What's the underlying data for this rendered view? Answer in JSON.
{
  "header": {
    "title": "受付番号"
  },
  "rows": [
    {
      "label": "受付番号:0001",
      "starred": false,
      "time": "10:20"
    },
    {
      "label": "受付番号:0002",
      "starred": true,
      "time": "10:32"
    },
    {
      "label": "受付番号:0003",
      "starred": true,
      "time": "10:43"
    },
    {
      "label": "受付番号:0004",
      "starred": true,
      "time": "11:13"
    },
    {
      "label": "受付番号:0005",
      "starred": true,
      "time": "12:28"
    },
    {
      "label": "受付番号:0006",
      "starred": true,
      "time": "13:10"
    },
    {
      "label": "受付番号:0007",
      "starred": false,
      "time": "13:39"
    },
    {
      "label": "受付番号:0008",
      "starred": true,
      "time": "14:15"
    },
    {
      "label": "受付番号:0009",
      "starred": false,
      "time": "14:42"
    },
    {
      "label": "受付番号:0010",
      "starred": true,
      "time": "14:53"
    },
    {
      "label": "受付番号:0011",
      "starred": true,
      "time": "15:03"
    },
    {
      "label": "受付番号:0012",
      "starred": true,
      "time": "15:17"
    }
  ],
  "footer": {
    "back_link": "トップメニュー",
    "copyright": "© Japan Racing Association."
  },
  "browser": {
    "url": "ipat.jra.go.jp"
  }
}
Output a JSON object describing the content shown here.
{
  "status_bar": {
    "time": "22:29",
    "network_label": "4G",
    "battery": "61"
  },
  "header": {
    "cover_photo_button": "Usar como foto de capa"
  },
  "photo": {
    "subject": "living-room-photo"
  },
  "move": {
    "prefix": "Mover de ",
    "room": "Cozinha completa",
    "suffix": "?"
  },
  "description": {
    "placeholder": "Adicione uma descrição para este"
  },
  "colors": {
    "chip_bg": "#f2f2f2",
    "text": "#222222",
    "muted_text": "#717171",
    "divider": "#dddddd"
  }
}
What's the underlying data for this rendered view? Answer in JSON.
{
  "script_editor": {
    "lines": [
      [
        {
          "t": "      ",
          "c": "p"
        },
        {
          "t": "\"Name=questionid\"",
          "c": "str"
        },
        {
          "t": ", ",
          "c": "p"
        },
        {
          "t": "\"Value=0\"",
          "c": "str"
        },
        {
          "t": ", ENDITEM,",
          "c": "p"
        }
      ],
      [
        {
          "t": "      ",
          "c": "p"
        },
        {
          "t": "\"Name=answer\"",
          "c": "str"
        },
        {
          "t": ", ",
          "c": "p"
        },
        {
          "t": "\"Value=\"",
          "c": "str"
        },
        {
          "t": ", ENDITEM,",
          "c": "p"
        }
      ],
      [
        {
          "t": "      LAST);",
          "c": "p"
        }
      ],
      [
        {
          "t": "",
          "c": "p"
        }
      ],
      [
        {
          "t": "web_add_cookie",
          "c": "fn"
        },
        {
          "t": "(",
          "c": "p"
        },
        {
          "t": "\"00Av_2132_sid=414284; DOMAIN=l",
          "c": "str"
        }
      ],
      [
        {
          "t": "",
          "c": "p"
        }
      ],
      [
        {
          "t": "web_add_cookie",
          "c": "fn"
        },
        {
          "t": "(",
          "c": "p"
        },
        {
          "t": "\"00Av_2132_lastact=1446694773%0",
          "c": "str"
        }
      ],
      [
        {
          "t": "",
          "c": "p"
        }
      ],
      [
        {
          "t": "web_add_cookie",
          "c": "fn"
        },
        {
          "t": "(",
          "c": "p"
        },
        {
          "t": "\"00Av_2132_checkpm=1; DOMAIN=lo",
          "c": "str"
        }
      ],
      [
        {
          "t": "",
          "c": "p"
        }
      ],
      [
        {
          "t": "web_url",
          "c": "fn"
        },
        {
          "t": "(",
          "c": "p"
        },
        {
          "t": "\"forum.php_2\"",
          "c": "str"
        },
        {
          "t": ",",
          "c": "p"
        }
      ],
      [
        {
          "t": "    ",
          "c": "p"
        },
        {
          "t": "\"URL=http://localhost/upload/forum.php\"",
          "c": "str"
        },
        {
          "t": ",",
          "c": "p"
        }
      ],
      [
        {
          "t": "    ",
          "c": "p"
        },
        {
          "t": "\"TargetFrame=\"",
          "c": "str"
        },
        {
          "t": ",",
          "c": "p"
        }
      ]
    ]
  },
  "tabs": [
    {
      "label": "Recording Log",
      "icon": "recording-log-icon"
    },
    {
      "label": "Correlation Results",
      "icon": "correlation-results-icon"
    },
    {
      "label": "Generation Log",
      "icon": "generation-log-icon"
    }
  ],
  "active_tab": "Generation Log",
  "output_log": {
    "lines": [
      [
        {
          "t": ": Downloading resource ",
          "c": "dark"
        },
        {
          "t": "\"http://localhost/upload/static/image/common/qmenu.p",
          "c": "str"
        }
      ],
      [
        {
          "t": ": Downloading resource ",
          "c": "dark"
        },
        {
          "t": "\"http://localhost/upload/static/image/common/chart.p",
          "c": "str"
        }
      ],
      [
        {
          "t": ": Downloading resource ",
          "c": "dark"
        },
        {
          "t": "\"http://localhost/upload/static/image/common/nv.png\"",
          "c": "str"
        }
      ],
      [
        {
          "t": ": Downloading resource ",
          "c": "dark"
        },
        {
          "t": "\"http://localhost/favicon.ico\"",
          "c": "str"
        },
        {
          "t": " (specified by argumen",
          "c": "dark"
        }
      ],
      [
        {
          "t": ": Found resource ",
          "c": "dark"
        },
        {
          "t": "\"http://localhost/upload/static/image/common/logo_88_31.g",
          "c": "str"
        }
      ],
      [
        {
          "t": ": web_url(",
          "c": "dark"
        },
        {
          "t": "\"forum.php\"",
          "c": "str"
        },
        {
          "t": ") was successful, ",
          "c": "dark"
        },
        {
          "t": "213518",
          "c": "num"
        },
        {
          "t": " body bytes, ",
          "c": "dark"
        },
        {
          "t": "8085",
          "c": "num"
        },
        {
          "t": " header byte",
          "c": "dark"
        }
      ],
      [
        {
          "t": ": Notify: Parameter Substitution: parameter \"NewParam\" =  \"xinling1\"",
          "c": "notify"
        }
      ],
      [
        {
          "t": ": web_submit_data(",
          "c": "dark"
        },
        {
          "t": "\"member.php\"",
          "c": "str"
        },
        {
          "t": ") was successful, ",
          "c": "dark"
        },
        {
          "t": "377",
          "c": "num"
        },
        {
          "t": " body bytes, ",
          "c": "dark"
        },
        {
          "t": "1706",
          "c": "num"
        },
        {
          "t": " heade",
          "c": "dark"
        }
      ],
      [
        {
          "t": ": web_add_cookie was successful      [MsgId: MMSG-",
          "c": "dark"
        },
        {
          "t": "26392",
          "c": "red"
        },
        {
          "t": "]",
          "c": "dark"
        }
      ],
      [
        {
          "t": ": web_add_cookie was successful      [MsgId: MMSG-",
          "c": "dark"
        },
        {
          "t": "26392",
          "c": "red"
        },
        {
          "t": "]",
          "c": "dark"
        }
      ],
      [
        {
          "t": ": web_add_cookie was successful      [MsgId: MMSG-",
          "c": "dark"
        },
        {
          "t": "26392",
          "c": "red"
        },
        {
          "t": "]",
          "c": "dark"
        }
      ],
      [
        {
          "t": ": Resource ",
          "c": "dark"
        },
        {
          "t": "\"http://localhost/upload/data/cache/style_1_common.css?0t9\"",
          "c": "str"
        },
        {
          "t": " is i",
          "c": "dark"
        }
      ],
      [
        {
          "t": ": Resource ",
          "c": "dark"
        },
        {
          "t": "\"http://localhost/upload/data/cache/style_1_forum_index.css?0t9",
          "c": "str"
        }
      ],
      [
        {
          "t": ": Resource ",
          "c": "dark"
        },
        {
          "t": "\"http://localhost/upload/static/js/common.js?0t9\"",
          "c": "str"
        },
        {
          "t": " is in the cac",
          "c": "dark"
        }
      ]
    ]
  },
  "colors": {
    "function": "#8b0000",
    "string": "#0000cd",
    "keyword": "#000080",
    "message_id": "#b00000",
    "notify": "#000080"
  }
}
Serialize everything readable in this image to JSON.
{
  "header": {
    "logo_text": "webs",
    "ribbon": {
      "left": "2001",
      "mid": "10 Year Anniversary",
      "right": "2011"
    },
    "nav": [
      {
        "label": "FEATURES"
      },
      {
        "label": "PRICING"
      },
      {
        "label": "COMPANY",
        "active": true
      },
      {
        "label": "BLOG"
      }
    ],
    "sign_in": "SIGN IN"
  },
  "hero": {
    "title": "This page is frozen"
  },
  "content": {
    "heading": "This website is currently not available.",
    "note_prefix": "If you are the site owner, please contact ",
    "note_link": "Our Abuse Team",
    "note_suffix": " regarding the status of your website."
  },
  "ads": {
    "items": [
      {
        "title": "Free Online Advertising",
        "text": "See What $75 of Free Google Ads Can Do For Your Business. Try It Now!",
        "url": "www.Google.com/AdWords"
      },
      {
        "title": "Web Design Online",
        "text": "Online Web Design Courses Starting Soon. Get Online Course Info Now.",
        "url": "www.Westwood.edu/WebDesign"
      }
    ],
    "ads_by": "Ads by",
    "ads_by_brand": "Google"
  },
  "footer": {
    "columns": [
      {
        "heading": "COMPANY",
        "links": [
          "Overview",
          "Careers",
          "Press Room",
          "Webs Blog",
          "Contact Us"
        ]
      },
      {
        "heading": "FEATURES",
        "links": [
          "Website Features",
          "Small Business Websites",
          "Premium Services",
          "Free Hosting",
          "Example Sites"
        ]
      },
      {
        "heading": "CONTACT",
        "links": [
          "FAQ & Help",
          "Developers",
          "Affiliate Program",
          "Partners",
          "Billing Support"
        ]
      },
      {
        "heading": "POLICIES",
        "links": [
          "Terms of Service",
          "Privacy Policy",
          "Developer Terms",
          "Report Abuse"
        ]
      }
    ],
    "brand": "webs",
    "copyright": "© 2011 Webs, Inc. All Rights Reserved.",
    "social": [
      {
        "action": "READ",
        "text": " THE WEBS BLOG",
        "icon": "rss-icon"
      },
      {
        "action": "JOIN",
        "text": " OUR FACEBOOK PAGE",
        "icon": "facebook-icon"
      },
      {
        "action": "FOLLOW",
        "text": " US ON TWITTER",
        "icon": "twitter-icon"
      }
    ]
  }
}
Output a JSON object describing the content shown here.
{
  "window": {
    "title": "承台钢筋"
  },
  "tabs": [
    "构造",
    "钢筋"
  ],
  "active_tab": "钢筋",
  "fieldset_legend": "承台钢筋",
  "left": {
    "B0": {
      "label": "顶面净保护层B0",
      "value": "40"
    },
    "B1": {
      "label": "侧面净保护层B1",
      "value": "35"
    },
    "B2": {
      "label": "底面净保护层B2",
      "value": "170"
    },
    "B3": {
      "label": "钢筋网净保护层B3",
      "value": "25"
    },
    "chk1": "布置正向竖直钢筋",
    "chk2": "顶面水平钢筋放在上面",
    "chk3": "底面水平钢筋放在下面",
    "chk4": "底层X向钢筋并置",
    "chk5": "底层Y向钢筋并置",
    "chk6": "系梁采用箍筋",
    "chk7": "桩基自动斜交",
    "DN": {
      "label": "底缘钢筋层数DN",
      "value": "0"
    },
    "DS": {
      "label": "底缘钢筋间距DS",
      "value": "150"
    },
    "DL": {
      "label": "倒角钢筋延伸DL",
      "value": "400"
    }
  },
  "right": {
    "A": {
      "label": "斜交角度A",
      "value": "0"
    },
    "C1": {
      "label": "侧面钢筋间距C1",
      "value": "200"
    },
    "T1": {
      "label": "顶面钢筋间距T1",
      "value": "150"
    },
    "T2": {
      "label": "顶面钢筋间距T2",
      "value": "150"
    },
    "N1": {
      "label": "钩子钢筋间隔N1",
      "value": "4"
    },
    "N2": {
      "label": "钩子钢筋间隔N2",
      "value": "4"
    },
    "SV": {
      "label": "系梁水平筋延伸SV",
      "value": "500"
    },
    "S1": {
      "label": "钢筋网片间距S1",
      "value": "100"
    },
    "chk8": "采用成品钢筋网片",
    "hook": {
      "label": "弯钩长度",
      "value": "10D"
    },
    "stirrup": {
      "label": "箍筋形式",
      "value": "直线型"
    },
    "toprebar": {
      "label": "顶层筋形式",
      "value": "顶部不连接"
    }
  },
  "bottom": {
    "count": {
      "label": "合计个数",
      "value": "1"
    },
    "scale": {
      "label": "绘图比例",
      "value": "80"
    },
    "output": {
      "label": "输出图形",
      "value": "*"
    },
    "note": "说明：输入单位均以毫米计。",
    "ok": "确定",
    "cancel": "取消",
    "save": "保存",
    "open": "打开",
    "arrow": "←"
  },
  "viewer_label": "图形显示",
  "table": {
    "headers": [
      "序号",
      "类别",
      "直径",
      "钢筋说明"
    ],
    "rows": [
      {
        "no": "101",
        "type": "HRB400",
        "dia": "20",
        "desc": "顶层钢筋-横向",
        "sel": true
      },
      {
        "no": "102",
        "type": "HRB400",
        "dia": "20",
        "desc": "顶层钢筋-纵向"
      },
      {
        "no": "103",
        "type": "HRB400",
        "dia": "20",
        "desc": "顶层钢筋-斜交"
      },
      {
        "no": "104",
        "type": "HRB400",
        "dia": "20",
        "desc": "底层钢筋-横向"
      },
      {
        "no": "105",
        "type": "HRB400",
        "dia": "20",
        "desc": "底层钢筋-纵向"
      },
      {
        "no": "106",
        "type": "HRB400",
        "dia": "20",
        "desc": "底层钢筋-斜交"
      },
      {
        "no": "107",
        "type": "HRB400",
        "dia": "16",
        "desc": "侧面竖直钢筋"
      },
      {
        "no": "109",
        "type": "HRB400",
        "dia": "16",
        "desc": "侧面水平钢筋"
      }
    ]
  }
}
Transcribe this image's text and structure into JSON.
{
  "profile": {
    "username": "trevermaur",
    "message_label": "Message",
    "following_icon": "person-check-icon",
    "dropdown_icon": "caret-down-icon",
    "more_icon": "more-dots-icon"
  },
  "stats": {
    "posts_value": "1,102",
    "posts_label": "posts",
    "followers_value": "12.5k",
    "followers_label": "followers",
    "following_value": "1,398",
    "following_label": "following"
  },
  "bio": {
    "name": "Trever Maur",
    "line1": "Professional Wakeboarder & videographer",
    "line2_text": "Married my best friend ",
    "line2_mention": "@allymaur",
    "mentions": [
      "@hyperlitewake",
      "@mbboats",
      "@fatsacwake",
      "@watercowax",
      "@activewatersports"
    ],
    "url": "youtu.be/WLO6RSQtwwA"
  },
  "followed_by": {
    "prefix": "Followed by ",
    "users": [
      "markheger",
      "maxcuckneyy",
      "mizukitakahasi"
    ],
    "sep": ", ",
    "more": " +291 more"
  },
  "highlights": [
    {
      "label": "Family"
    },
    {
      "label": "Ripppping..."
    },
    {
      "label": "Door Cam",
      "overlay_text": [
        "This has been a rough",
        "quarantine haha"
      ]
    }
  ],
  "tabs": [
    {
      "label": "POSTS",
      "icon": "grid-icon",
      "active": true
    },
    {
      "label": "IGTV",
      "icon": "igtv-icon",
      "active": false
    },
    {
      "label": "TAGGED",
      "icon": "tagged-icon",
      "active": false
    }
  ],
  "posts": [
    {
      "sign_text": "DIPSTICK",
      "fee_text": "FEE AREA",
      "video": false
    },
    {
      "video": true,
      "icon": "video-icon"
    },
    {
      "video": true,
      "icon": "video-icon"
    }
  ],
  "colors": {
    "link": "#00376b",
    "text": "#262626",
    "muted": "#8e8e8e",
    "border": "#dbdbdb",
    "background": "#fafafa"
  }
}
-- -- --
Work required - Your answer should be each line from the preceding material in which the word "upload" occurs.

Task response -
          "t": "\"URL=http://localhost/upload/forum.php\"",
          "t": "\"http://localhost/upload/static/image/common/qmenu.p",
          "t": "\"http://localhost/upload/static/image/common/chart.p",
          "t": "\"http://localhost/upload/static/image/common/nv.png\"",
          "t": "\"http://localhost/upload/static/image/common/logo_88_31.g",
          "t": "\"http://localhost/upload/data/cache/style_1_common.css?0t9\"",
          "t": "\"http://localhost/upload/data/cache/style_1_forum_index.css?0t9",
          "t": "\"http://localhost/upload/static/js/common.js?0t9\"",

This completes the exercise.